Geithner represents a very different approach to the markets from that professed by the current Administration (and the current Treasury Secretary). He is known as a strong advocate of an approach that definitely gives a role to government in controlling and setting the rules for the markets, and for creating a well-defined framework for the economy.
Some pundits have doubted his competence in the field of macroeconomics. One could say that for the coming two years or so, there will be enough day-to-day issues to keep Geithner focused. If not, he will have Larry Summers, his former mentor, available as a long-term planner.
Nobody doubts Summers' academic and economic competences, least of all himself. Earning his PhD in Economics at Harvard, he went on to become one of the youngest tenured professors at the same institution. He has a reputation for being a bruiser and a power player, who has alienated many former friends. After leaving the Clinton Administration He was appointed President of Harvard University and forced to leave in 2005 after a string of internal controversies that culminated in a fight over the relative merits of men and women in academics. He was, however, invited to return to Harvard in 2007 as an economics professor.

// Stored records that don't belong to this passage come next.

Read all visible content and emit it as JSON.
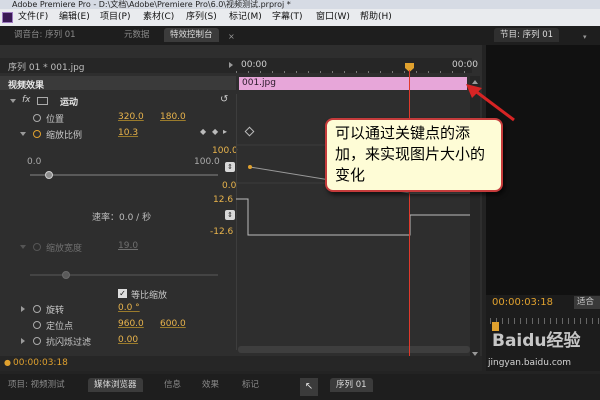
{
  "window": {
    "title": "Adobe Premiere Pro - D:\\文档\\Adobe\\Premiere Pro\\6.0\\视频测试.prproj *"
  },
  "menu": [
    "文件(F)",
    "编辑(E)",
    "项目(P)",
    "素材(C)",
    "序列(S)",
    "标记(M)",
    "字幕(T)",
    "窗口(W)",
    "帮助(H)"
  ],
  "top_tabs": [
    "调音台: 序列 01",
    "元数据",
    "特效控制台",
    "节目: 序列 01"
  ],
  "effect_controls": {
    "sequence_label": "序列 01 * 001.jpg",
    "section_title": "视频效果",
    "motion_label": "运动",
    "timecode_start": "00:00",
    "timecode_end": "00:00",
    "clip_name": "001.jpg",
    "position": {
      "label": "位置",
      "x": "320.0",
      "y": "180.0"
    },
    "scale": {
      "label": "缩放比例",
      "value": "10.3",
      "min": "0.0",
      "max": "100.0",
      "graph_max": "100.0",
      "graph_min": "0.0",
      "value_knob_fraction": 0.103
    },
    "velocity": {
      "top": "12.6",
      "label": "速率：0.0 / 秒",
      "bottom": "-12.6"
    },
    "scale_width": {
      "label": "缩放宽度",
      "value": "19.0",
      "value_knob_fraction": 0.19
    },
    "uniform_scale": "等比缩放",
    "rotation": {
      "label": "旋转",
      "value": "0.0 °"
    },
    "anchor": {
      "label": "定位点",
      "x": "960.0",
      "y": "600.0"
    },
    "antiflicker": {
      "label": "抗闪烁过滤",
      "value": "0.00"
    },
    "footer_timecode": "00:00:03:18"
  },
  "program": {
    "timecode": "00:00:03:18",
    "fit_label": "适合"
  },
  "bottom_tabs": [
    "项目: 视频测试",
    "媒体浏览器",
    "信息",
    "效果",
    "标记"
  ],
  "timeline_tab": "序列 01",
  "callout": {
    "text": "可以通过关键点的添加，来实现图片大小的变化"
  },
  "watermark": {
    "site": "jingyan.baidu.com",
    "brand": "Baidu经验"
  },
  "colors": {
    "accent": "#e0a12e",
    "clip": "#e7a6d9",
    "playhead": "#e0392b",
    "arrow": "#d62424"
  }
}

While being a strong proponent of international trade – and thus not necessarily in line with many Democrat party members, he is nonetheless a strong believer in coherent economic policies and medium term economic strategies (this term was entirely missing from the Republican vocabulary in the past 8 years). In the position of head of the National Economic Council, his role will exactly be to device such policies.
The markets cheered this new team with a strong rally, also helped by the fact that Obama went on the record to state that he will favour an economic stimulus package in order to get the economy kick-started. Summers has been on the record suggesting exactly the same. And with Citigroup on the ropes, the car industry on the verge of bankruptcy and very sign that the economy is going in reverse, there is no doubt that this was exactly what the markets wanted to hear. Friday afternoon saw a strong rally, undoubtedly helped by the squaring of significant short positions.
Nice words alone will not revive the economy. Indeed, given the need for the US household sector to redress its savings balance, a significant stimulus is needed in order to avoid a deep recession. While Obama may be ready to offer such support, it will be months away and the economy could be a good deal worse before help finally arrives.